It can be things such as who they purchase from now, how frequently they purchase, or their price sensitivity. Finally, is Psychographic Segmentation, which is how customers think. Their attitudes about the benefits they seek in a product. An example of Psychographic benefit would be the need for prestige, or need for convenience. Segmenting this way tends to be very powerful. In targeting, you make decisions on which specific segments to go after.
It's a process of narrowing down your audience to a selected group. Let's go back to our shampoo example. Using all four types of segmentation, you might have a target audience like this. Women over 40, with red hair, who live in certain metropolitan areas, who buy shampoo once a month, and who seek the benefit of natural-looking hair color. Now you have a specific, identifiable group of customers for the next step, called Positioning.
Positioning is determining how you want your customers to think about your products versus the competition. So they're more likely to buy yours. It may seem a little abstract, but positioning happens up here, in the mind of the consumer. Think of the consumer's mind as a three dimensional space. And in that space, they form beliefs about products and services in a particular category. And you can change those beliefs so they have a favorable opinion of your product.
You do that by making a claim. And by supporting that claim with credible reasons to believe, or RTBs as we call them. The claim becomes your positioning statement. What you'll say to customers when you communicate to them about buying your product. Let's use our shampoo example. A positioning statement might look like this. For women over forty with red hair that wanna look their best, our shampoo gives you a more natural-looking color to your hair than our competitor's shampoo.
Now, to support this positioning claim you might include photographs of customers who have used the product, and perhaps some testimonials of how much they like it. Notice how I included my target audience in the positioning statement, as well as the primary benefit that they want, and that our shampoo can deliver. Check the exercise file for a useful template to create positioning statements. So, what benefit should you emphasize? Go back to your situation analysis.
This is where you compared your product to the competition, to find out what benefit you deliver better than they do. When you position your offering around your strengths, you'll get an important edge over the competition. (laughs) And that's what great marketing is all about.

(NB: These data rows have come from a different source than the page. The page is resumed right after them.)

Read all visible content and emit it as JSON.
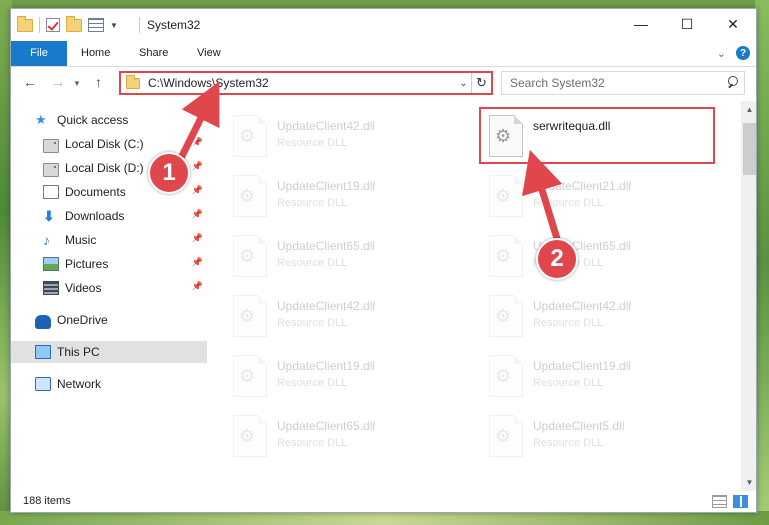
{
  "window": {
    "title": "System32",
    "controls": {
      "minimize": "—",
      "maximize": "☐",
      "close": "✕"
    }
  },
  "ribbon": {
    "tabs": [
      {
        "label": "File"
      },
      {
        "label": "Home"
      },
      {
        "label": "Share"
      },
      {
        "label": "View"
      }
    ],
    "help": "?"
  },
  "navigation": {
    "address": "C:\\Windows\\System32",
    "search_placeholder": "Search System32"
  },
  "sidebar": {
    "items": [
      {
        "label": "Quick access",
        "icon": "star-icon"
      },
      {
        "label": "Local Disk (C:)",
        "icon": "disk-icon"
      },
      {
        "label": "Local Disk (D:)",
        "icon": "disk-icon"
      },
      {
        "label": "Documents",
        "icon": "documents-icon"
      },
      {
        "label": "Downloads",
        "icon": "download-icon"
      },
      {
        "label": "Music",
        "icon": "music-icon"
      },
      {
        "label": "Pictures",
        "icon": "pictures-icon"
      },
      {
        "label": "Videos",
        "icon": "videos-icon"
      },
      {
        "label": "OneDrive",
        "icon": "cloud-icon"
      },
      {
        "label": "This PC",
        "icon": "computer-icon"
      },
      {
        "label": "Network",
        "icon": "network-icon"
      }
    ]
  },
  "files": {
    "left_column": [
      {
        "name": "UpdateClient42.dll",
        "type": "Resource DLL"
      },
      {
        "name": "UpdateClient19.dll",
        "type": "Resource DLL"
      },
      {
        "name": "UpdateClient65.dll",
        "type": "Resource DLL"
      },
      {
        "name": "UpdateClient42.dll",
        "type": "Resource DLL"
      },
      {
        "name": "UpdateClient19.dll",
        "type": "Resource DLL"
      },
      {
        "name": "UpdateClient65.dll",
        "type": "Resource DLL"
      }
    ],
    "right_column": [
      {
        "name": "serwritequa.dll",
        "type": ""
      },
      {
        "name": "UpdateClient21.dll",
        "type": "Resource DLL"
      },
      {
        "name": "UpdateClient65.dll",
        "type": "Resource DLL"
      },
      {
        "name": "UpdateClient42.dll",
        "type": "Resource DLL"
      },
      {
        "name": "UpdateClient19.dll",
        "type": "Resource DLL"
      },
      {
        "name": "UpdateClient5.dll",
        "type": "Resource DLL"
      }
    ]
  },
  "status": {
    "item_count": "188 items"
  },
  "annotations": {
    "step1": "1",
    "step2": "2"
  },
  "colors": {
    "accent": "#1979ca",
    "highlight": "#e0474c"
  }
}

- Planning for a marketing campaign
- Writing the situation analysis
- Writing the strategic, tactical, and budget sections of the plan
- Leveraging your plan